● **PROBLEM TO WORK ON**
Give every line from the entries that contains "JSON".

Page and application data records:

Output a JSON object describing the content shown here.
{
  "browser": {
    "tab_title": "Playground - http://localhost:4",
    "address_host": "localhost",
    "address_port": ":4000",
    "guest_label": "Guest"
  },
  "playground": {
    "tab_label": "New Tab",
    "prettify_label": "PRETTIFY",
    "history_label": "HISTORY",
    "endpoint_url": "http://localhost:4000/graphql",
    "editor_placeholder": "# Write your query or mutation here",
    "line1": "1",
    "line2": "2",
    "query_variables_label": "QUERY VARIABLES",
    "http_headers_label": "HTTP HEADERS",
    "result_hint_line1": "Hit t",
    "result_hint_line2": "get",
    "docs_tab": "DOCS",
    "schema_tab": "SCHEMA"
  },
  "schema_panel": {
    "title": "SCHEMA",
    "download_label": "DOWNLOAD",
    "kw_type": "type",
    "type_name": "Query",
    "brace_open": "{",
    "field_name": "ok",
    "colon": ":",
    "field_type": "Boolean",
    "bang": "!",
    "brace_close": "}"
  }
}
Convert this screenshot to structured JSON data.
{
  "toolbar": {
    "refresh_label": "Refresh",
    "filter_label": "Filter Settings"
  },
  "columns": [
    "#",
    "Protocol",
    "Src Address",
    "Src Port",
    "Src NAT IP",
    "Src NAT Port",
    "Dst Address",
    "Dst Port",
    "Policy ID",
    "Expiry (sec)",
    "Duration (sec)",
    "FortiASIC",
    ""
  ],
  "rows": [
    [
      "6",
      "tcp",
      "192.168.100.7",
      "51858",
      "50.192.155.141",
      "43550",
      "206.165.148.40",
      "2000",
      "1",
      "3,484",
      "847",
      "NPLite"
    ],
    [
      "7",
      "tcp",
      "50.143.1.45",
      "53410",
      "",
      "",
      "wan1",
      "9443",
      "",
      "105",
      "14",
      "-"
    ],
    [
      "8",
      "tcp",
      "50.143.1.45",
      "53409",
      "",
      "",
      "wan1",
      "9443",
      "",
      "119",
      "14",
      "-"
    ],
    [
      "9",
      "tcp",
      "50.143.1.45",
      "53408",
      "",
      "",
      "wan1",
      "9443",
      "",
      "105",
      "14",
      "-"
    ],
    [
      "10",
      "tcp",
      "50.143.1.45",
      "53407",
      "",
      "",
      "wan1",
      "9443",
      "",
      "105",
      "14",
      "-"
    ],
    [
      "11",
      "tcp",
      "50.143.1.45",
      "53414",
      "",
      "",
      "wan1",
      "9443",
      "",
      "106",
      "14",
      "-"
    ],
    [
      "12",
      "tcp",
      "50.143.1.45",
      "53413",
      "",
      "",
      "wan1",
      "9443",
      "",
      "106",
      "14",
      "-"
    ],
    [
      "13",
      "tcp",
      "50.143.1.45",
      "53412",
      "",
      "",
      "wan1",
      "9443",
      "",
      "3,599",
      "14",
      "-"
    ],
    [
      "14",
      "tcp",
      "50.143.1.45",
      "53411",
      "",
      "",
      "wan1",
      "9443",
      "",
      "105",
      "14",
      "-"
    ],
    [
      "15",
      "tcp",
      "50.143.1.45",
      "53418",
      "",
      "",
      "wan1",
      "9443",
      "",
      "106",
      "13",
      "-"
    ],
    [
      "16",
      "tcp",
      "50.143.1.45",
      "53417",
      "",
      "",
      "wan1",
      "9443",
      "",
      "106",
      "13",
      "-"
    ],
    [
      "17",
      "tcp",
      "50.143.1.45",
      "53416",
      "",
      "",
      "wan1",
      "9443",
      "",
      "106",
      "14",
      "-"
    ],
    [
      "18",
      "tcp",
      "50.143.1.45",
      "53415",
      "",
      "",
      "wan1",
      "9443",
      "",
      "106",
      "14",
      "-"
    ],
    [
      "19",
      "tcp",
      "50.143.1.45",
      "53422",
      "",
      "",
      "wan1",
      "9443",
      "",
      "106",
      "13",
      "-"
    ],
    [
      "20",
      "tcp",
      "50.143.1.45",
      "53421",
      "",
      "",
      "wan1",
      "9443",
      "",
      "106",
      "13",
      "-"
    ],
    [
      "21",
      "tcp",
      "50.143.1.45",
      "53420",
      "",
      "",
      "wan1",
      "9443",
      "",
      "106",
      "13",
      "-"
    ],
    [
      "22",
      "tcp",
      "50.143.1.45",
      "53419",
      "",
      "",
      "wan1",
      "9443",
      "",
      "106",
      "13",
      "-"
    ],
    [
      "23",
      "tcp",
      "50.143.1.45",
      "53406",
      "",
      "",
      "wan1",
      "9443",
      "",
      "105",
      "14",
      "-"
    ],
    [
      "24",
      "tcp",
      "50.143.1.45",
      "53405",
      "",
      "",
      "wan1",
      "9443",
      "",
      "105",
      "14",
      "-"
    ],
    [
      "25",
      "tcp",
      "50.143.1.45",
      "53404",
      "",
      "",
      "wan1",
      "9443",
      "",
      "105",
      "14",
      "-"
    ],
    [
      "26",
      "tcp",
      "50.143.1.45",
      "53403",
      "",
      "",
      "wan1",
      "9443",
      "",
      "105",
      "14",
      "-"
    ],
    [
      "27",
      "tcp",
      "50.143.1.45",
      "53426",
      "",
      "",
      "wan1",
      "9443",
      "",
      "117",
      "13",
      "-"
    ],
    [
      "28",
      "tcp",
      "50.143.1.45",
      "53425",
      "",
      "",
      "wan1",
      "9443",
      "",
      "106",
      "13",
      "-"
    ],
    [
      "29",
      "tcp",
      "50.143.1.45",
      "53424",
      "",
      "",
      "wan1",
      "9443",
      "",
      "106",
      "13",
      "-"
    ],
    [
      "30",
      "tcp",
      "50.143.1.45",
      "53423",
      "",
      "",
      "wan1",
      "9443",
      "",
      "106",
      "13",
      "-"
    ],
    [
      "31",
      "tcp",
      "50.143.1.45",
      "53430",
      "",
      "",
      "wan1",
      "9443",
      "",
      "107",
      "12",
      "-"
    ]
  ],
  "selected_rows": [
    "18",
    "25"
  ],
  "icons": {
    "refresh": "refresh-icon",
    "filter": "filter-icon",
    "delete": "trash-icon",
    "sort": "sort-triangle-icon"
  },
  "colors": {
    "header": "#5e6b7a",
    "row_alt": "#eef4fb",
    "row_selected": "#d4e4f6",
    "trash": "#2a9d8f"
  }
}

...

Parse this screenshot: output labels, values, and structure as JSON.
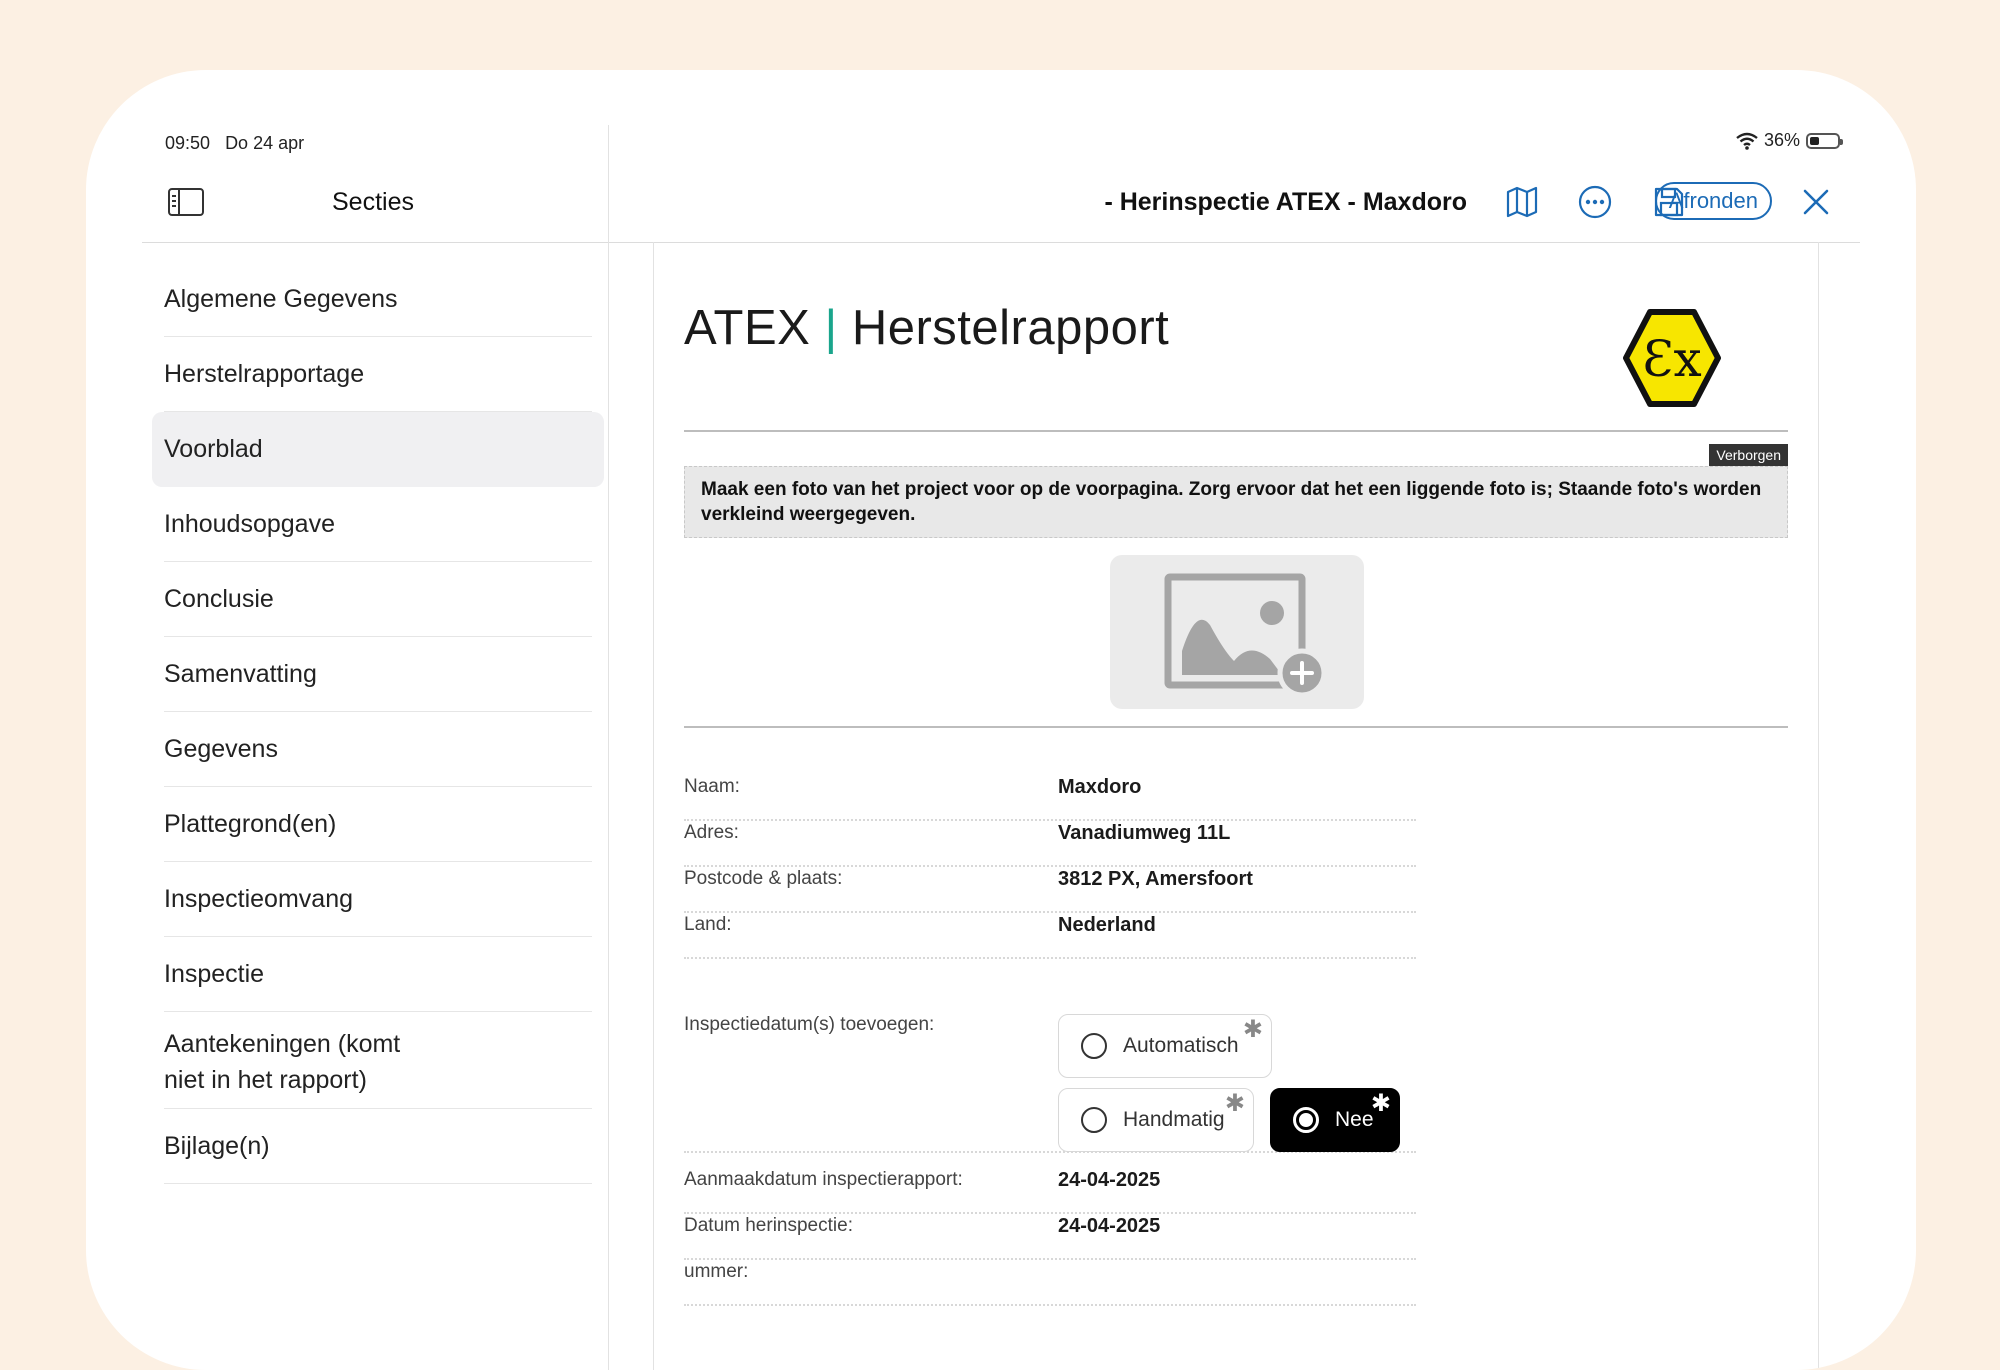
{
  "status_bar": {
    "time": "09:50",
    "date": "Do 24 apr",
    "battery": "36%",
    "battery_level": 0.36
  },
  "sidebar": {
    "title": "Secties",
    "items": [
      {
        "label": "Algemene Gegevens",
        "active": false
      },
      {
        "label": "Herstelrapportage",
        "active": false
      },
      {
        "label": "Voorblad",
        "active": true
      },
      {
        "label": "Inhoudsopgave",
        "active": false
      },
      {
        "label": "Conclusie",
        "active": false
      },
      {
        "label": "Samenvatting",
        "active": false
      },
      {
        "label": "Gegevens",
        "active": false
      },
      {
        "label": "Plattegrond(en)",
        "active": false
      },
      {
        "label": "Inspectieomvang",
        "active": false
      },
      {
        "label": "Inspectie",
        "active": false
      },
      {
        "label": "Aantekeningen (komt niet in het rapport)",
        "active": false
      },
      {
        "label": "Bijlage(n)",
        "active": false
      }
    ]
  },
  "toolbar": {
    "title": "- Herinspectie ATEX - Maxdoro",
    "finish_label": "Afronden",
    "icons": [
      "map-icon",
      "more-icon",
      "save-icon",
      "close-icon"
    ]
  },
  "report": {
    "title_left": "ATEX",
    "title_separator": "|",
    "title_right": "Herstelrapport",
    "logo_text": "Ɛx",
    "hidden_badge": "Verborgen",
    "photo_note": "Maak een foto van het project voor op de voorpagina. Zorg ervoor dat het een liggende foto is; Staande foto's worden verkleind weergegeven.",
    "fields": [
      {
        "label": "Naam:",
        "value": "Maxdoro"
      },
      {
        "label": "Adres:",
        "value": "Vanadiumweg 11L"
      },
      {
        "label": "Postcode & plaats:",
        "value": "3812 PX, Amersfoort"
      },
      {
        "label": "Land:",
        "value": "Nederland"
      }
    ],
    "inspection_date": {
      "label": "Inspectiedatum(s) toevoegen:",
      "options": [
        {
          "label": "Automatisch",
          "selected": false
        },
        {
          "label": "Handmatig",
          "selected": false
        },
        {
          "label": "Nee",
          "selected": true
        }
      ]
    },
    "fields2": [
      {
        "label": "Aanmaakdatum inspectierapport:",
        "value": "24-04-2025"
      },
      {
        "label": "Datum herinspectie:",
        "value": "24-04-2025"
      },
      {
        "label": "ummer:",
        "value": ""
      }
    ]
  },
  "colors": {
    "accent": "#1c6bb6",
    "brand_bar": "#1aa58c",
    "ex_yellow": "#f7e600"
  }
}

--

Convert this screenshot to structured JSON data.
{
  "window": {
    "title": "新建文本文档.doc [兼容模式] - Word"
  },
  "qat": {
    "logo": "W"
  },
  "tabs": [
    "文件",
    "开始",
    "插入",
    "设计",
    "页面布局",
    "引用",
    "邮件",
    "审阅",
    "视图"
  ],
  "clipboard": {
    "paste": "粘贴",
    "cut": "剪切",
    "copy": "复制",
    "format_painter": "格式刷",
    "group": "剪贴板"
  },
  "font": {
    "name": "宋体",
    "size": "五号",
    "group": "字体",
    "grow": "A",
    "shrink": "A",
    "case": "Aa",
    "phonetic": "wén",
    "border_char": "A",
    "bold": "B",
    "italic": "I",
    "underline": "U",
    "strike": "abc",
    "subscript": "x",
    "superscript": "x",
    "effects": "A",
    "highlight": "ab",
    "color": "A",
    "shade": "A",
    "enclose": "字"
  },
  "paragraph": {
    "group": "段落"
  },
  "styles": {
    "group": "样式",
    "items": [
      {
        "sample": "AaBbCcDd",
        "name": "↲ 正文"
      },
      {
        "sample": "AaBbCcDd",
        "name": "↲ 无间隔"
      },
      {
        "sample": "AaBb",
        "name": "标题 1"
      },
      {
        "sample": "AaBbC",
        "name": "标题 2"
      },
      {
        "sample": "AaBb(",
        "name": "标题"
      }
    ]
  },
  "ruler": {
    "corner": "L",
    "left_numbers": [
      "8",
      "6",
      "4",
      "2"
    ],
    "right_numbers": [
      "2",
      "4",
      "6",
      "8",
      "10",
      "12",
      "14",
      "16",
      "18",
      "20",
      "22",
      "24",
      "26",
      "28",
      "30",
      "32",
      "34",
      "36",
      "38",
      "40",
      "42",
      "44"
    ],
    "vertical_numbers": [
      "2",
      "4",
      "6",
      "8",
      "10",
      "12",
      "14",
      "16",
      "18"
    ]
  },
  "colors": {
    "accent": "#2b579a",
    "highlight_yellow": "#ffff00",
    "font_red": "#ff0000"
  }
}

● **RESULT FOR THIS EXERCISE**
Output a JSON object describing the content shown here.
Convert this screenshot to structured JSON data.
Parse this screenshot: output labels, values, and structure as JSON.
Convert this screenshot to structured JSON data.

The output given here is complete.